SUPPLIED DATA: Begin

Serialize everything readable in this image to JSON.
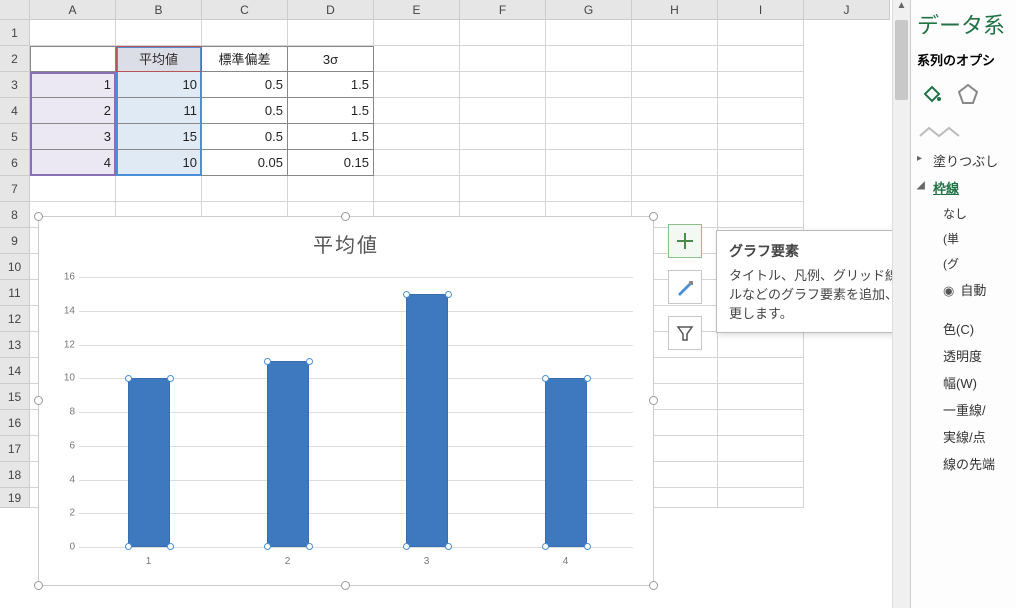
{
  "columns": [
    "A",
    "B",
    "C",
    "D",
    "E",
    "F",
    "G",
    "H",
    "I",
    "J"
  ],
  "row_labels": [
    "1",
    "2",
    "3",
    "4",
    "5",
    "6",
    "7",
    "8",
    "9",
    "10",
    "11",
    "12",
    "13",
    "14",
    "15",
    "16",
    "17",
    "18",
    "19"
  ],
  "table": {
    "headers": {
      "b": "平均値",
      "c": "標準偏差",
      "d": "3σ"
    },
    "rows": [
      {
        "a": "1",
        "b": "10",
        "c": "0.5",
        "d": "1.5"
      },
      {
        "a": "2",
        "b": "11",
        "c": "0.5",
        "d": "1.5"
      },
      {
        "a": "3",
        "b": "15",
        "c": "0.5",
        "d": "1.5"
      },
      {
        "a": "4",
        "b": "10",
        "c": "0.05",
        "d": "0.15"
      }
    ]
  },
  "chart_data": {
    "type": "bar",
    "title": "平均値",
    "categories": [
      "1",
      "2",
      "3",
      "4"
    ],
    "values": [
      10,
      11,
      15,
      10
    ],
    "ylim": [
      0,
      16
    ],
    "yticks": [
      0,
      2,
      4,
      6,
      8,
      10,
      12,
      14,
      16
    ]
  },
  "chart_tools": {
    "selected": 0,
    "tooltip_title": "グラフ要素",
    "tooltip_body": "タイトル、凡例、グリッド線、データ ラベルなどのグラフ要素を追加、削除、または変更します。"
  },
  "sidebar": {
    "title": "データ系",
    "subtitle": "系列のオプシ",
    "sections": {
      "fill": "塗りつぶし",
      "line": "枠線",
      "auto": "自動",
      "color": "色(C)",
      "transparency": "透明度",
      "width": "幅(W)",
      "dash": "一重線/",
      "compound": "実線/点",
      "arrow": "線の先端",
      "truncated1": "なし",
      "truncated2": "(単",
      "truncated3": "(グ"
    }
  }
}
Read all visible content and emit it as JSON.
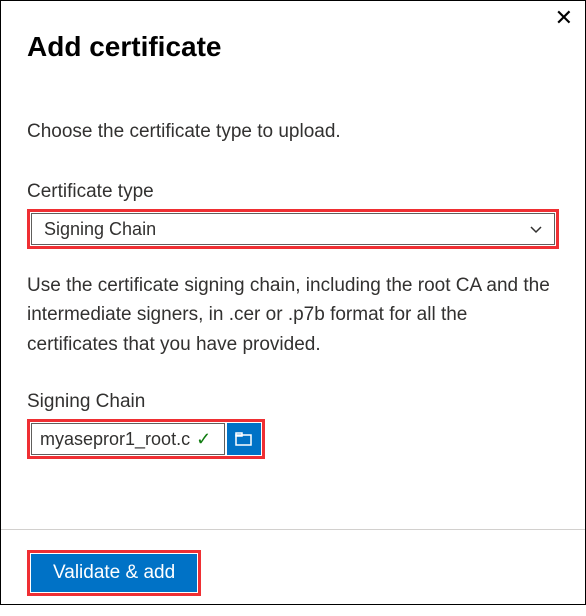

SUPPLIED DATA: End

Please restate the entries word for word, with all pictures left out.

Serialize everything readable in this image to JSON.
{
  "columns": [
    "A",
    "B",
    "C",
    "D",
    "E",
    "F",
    "G",
    "H",
    "I",
    "J"
  ],
  "row_labels": [
    "1",
    "2",
    "3",
    "4",
    "5",
    "6",
    "7",
    "8",
    "9",
    "10",
    "11",
    "12",
    "13",
    "14",
    "15",
    "16",
    "17",
    "18",
    "19"
  ],
  "table": {
    "headers": {
      "b": "平均値",
      "c": "標準偏差",
      "d": "3σ"
    },
    "rows": [
      {
        "a": "1",
        "b": "10",
        "c": "0.5",
        "d": "1.5"
      },
      {
        "a": "2",
        "b": "11",
        "c": "0.5",
        "d": "1.5"
      },
      {
        "a": "3",
        "b": "15",
        "c": "0.5",
        "d": "1.5"
      },
      {
        "a": "4",
        "b": "10",
        "c": "0.05",
        "d": "0.15"
      }
    ]
  },
  "chart_data": {
    "type": "bar",
    "title": "平均値",
    "categories": [
      "1",
      "2",
      "3",
      "4"
    ],
    "values": [
      10,
      11,
      15,
      10
    ],
    "ylim": [
      0,
      16
    ],
    "yticks": [
      0,
      2,
      4,
      6,
      8,
      10,
      12,
      14,
      16
    ]
  },
  "chart_tools": {
    "selected": 0,
    "tooltip_title": "グラフ要素",
    "tooltip_body": "タイトル、凡例、グリッド線、データ ラベルなどのグラフ要素を追加、削除、または変更します。"
  },
  "sidebar": {
    "title": "データ系",
    "subtitle": "系列のオプシ",
    "sections": {
      "fill": "塗りつぶし",
      "line": "枠線",
      "auto": "自動",
      "color": "色(C)",
      "transparency": "透明度",
      "width": "幅(W)",
      "dash": "一重線/",
      "compound": "実線/点",
      "arrow": "線の先端",
      "truncated1": "なし",
      "truncated2": "(単",
      "truncated3": "(グ"
    }
  }
}
Read all visible content and emit it as JSON.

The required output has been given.